801 Strodtman Road, St. Louis, MO, 63138 (near Spanish Lake) / Cake artist: Rich Brooks

 

One of two areas where you can get up close to the confluence of the Mississippi and Missouri Rivers is Columbia Bottom, which was named after a village that once existed on the land where it sits. The village was formed sometime during the early 19th-century, and it was later renamed St. Vrain. Perhaps due to obvious reasons (it was on a floodplain), the town was no more by 1870. The land was purchased in 1997 to create an urban conservation area. It is 4,256 acres. Several activities can be done by the visitors. Hiking, fishing, horseback riding (seasonal) and bird watching are just a few to name. Many trails can be accessed in this area, and several markers contain information about either history and/or the habitats that venture on the land. The land includes a 110-acre island, and about 800 acres of bottomless forest. One of the missions of the Missouri Department of Conservation (which manages the area) is to help restore the habitat and scenery which matched the voyage of Lewis & Clark.

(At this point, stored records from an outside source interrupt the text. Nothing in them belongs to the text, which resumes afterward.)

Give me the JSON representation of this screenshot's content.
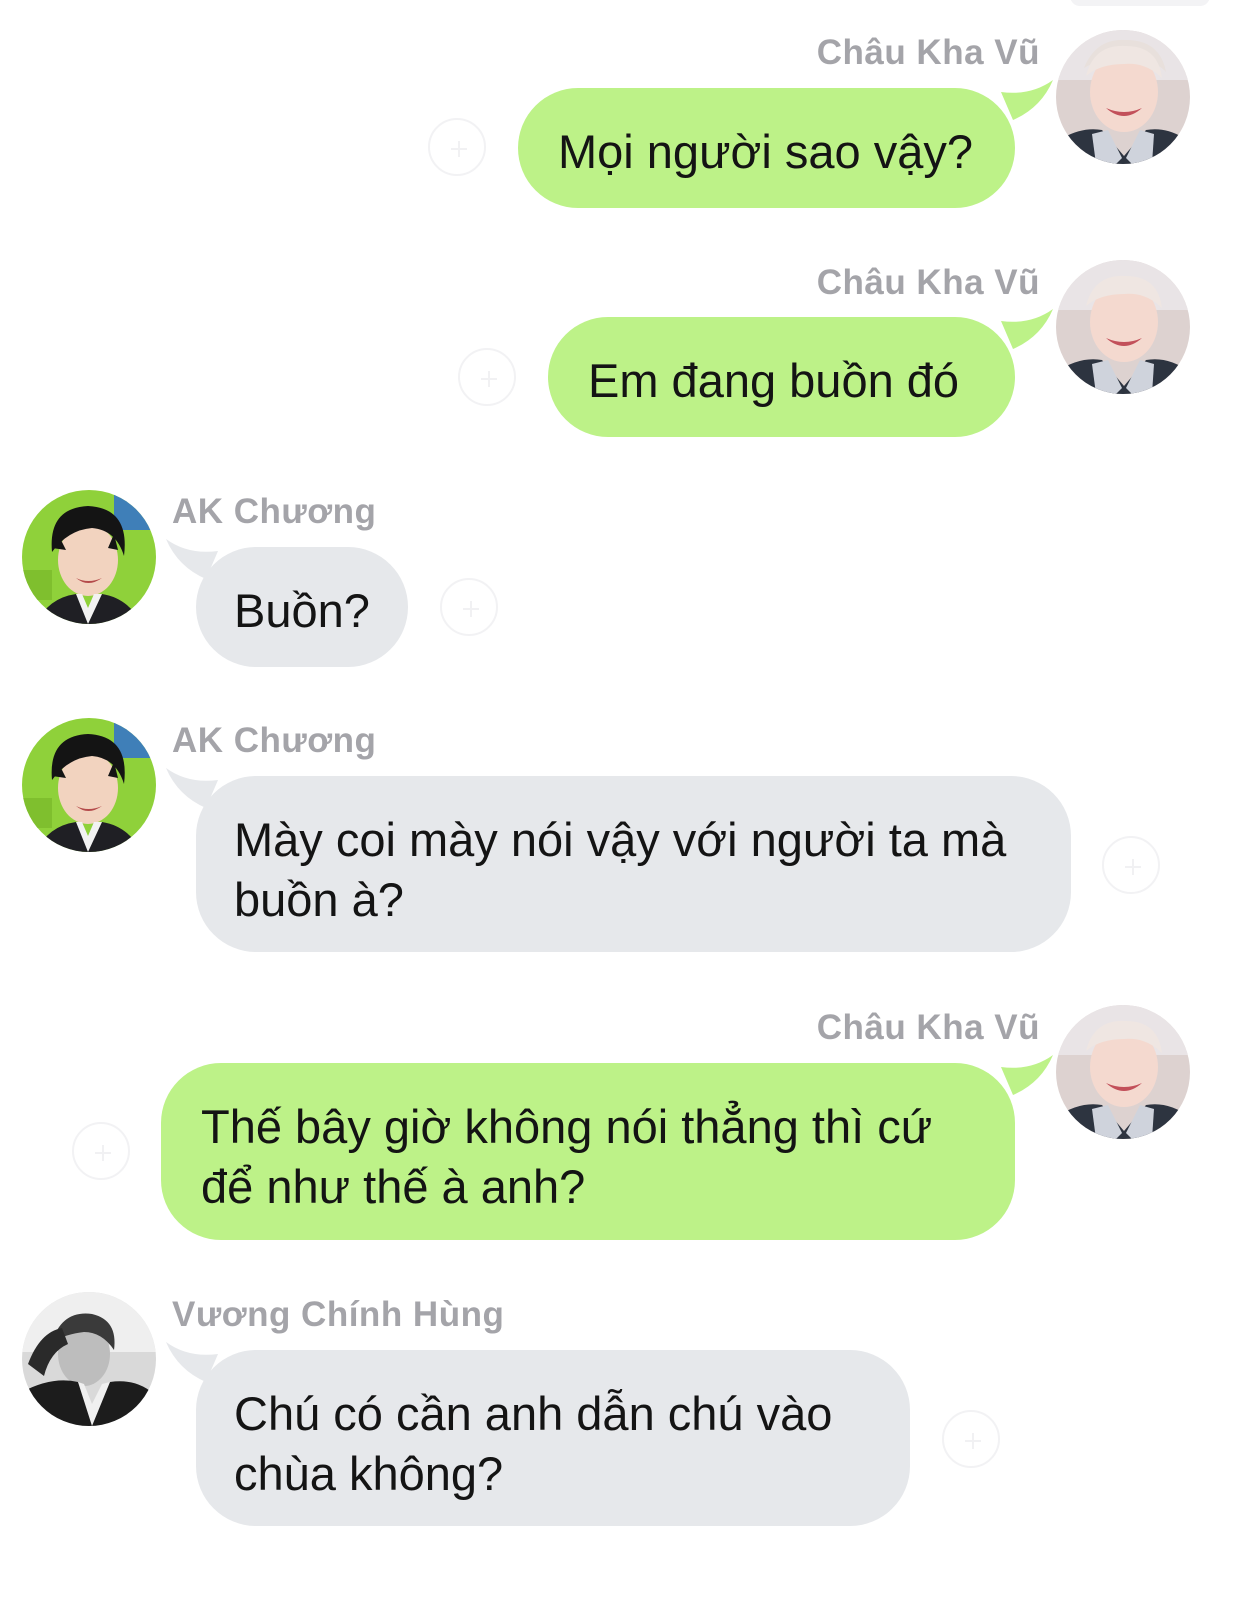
{
  "messages": [
    {
      "sender": "Châu Kha Vũ",
      "text": "Mọi người sao vậy?",
      "side": "right"
    },
    {
      "sender": "Châu Kha Vũ",
      "text": "Em đang buồn đó",
      "side": "right"
    },
    {
      "sender": "AK Chương",
      "text": "Buồn?",
      "side": "left"
    },
    {
      "sender": "AK Chương",
      "text": "Mày coi mày nói vậy với người ta mà buồn à?",
      "side": "left"
    },
    {
      "sender": "Châu Kha Vũ",
      "text": "Thế bây giờ không nói thẳng thì cứ để như thế à anh?",
      "side": "right"
    },
    {
      "sender": "Vương Chính Hùng",
      "text": "Chú có cần anh dẫn chú vào chùa không?",
      "side": "left"
    }
  ],
  "colors": {
    "outgoing_bubble": "#bdf288",
    "incoming_bubble": "#e6e8eb",
    "sender_name": "#a4a4a9",
    "message_text": "#141414"
  },
  "icons": {
    "avatar_chau_kha_vu": "avatar",
    "avatar_ak_chuong": "avatar",
    "avatar_vuong_chinh_hung": "avatar",
    "reaction": "add-reaction-icon"
  }
}
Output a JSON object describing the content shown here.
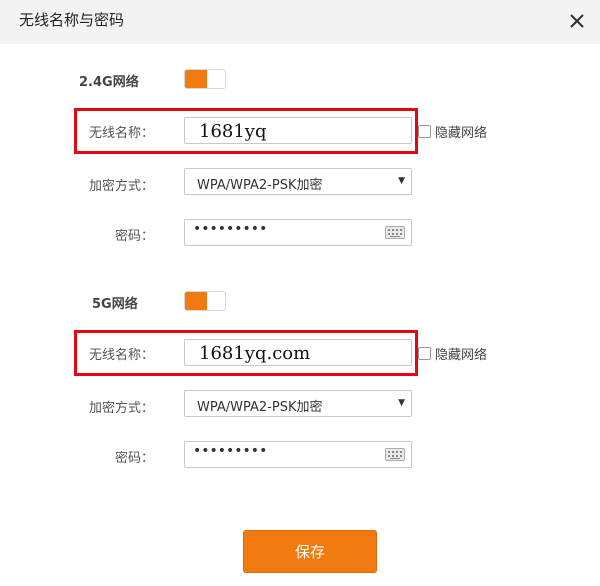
{
  "dialog": {
    "title": "无线名称与密码"
  },
  "band_24": {
    "label": "2.4G网络",
    "enabled": true,
    "ssid_label": "无线名称：",
    "ssid_value": "1681yq",
    "hide_label": "隐藏网络",
    "hide_checked": false,
    "encryption_label": "加密方式：",
    "encryption_value": "WPA/WPA2-PSK加密",
    "password_label": "密码：",
    "password_value": "•••••••••"
  },
  "band_5": {
    "label": "5G网络",
    "enabled": true,
    "ssid_label": "无线名称：",
    "ssid_value": "1681yq.com",
    "hide_label": "隐藏网络",
    "hide_checked": false,
    "encryption_label": "加密方式：",
    "encryption_value": "WPA/WPA2-PSK加密",
    "password_label": "密码：",
    "password_value": "•••••••••"
  },
  "actions": {
    "save_label": "保存"
  },
  "colors": {
    "accent": "#f17a10",
    "highlight": "#e30613",
    "header_bg": "#f3f3f3"
  },
  "icons": {
    "close": "close-icon",
    "keyboard": "keyboard-icon",
    "dropdown": "dropdown-arrow-icon"
  }
}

The visitors center, not far from where the cake was placed
The visitors center, not far from where the cake was placed
Its a few miles from the visitors center, but it is worth the drive to see the two rivers meet!
Its a few miles from the visitors center, but it is worth the drive to see the two rivers meet!

Cake placement date: October 25

Where is the cake now?:  The cake sold in the biddingforgood auction for $505 on 1/1/2015.

Memories:  This was the final cake that was placed at a permanent location. It was marked with a special ceremony on the morning of 10/25/2014, with over 100 people in attendance, including local media, Erin Budde and the cake’s artist, Rich Brooks.

Rich Brooks, the cake’s artist, on painting the cake: ‘(The cake that was) supposed to be the last was created for Columbia bottom. It is an agricultural area that feeds not only animals but peoples hunger for getting out with nature. Their walking paths a, miles and miles of them. They have a visitor center a river’s edge trail fishing areas an hunting areas. Dear an wildlife are abundant. Each year crops are grown specifically for a variety of wildlife. On my cake I had some flowers wildflowers dear beavers hunters fisherman ducks and geese. Again I tried to set show some of the seasons as they happening happened from floodwaters to fall an spring. This cake has an unveiling because it was one of the last cakes to be painted for STL 250. It was a very hot day and it seemed like hundreds showed up for the unveiling. For some reason I was treated like a superstar.’

Columbia Bottom Conservation Area on Facebook / Official website (through Missouri Department of Conservation)

Leave a Reply

Your email address will not be published. Required fields are marked *